*Your goal*.
Leaving the pictures aside, reproduce the data in full and word for word.

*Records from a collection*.
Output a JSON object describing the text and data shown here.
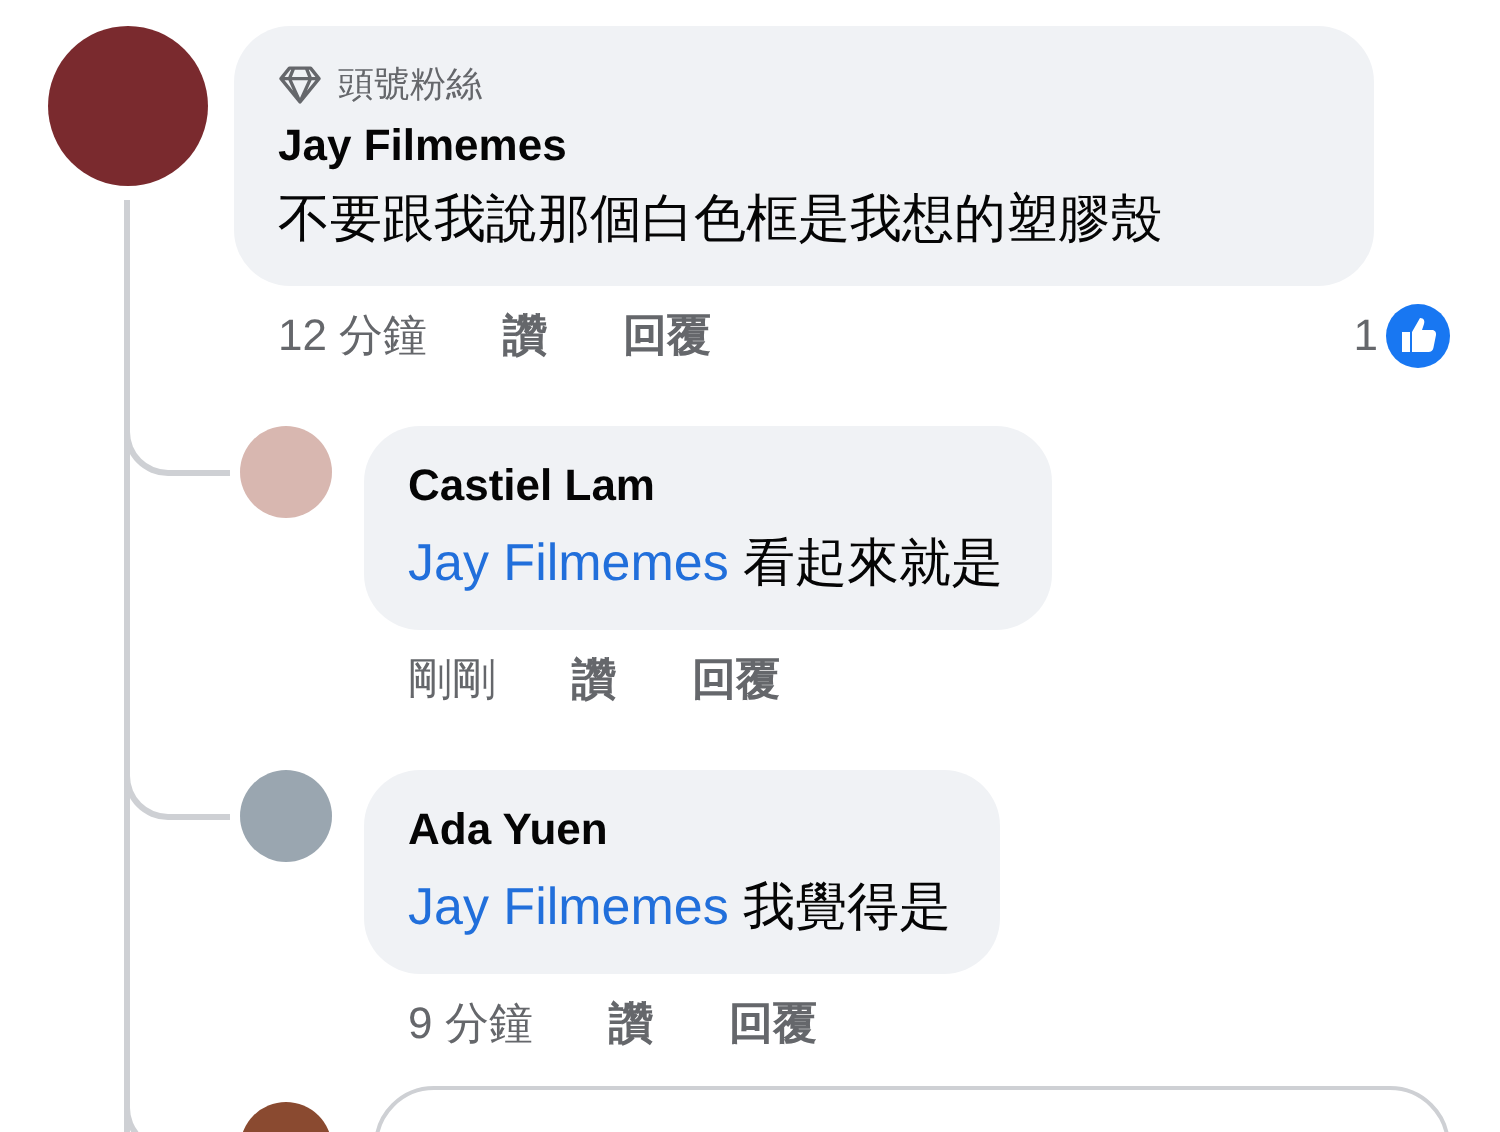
{
  "comment": {
    "badge": "頭號粉絲",
    "author": "Jay Filmemes",
    "text": "不要跟我說那個白色框是我想的塑膠殼",
    "time": "12 分鐘",
    "like": "讚",
    "reply": "回覆",
    "reaction_count": "1",
    "replies": [
      {
        "author": "Castiel Lam",
        "mention": "Jay Filmemes",
        "text": "看起來就是",
        "time": "剛剛",
        "like": "讚",
        "reply": "回覆"
      },
      {
        "author": "Ada Yuen",
        "mention": "Jay Filmemes",
        "text": "我覺得是",
        "time": "9 分鐘",
        "like": "讚",
        "reply": "回覆"
      }
    ]
  }
}
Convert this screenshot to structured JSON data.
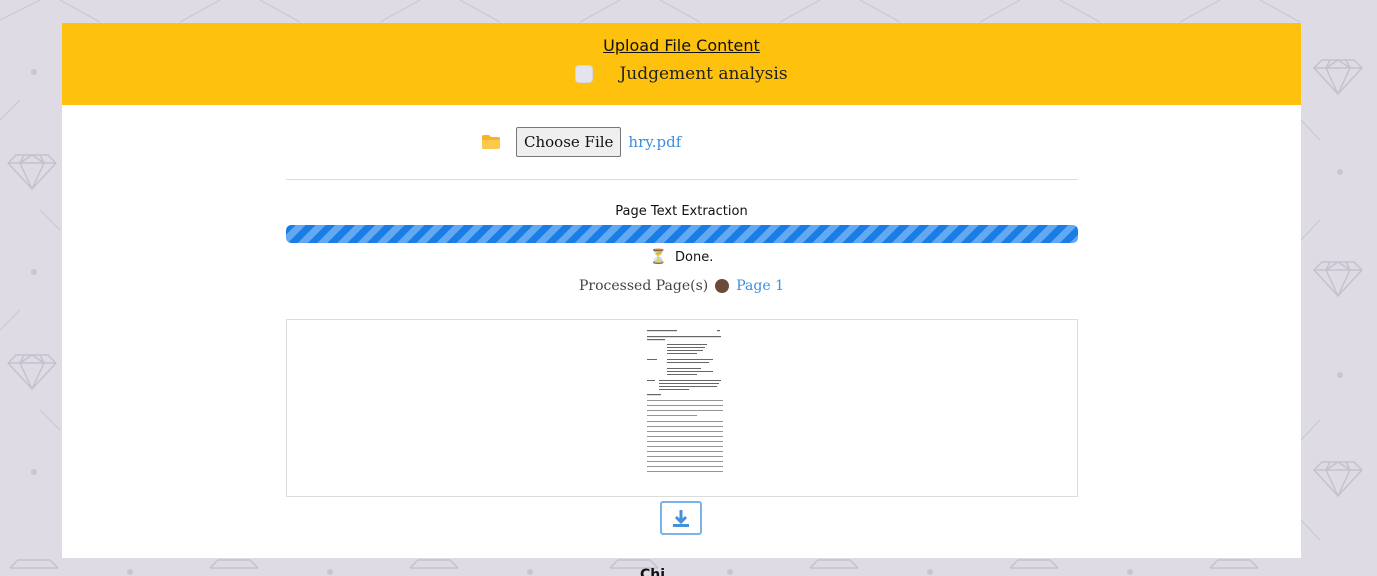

*Solution*.
Output a JSON object describing the text and data shown here.
{
  "comment": {
    "badge": "頭號粉絲",
    "author": "Jay Filmemes",
    "text": "不要跟我說那個白色框是我想的塑膠殼",
    "time": "12 分鐘",
    "like": "讚",
    "reply": "回覆",
    "reaction_count": "1",
    "replies": [
      {
        "author": "Castiel Lam",
        "mention": "Jay Filmemes",
        "text": "看起來就是",
        "time": "剛剛",
        "like": "讚",
        "reply": "回覆"
      },
      {
        "author": "Ada Yuen",
        "mention": "Jay Filmemes",
        "text": "我覺得是",
        "time": "9 分鐘",
        "like": "讚",
        "reply": "回覆"
      }
    ]
  }
}
Convert this screenshot to structured JSON data.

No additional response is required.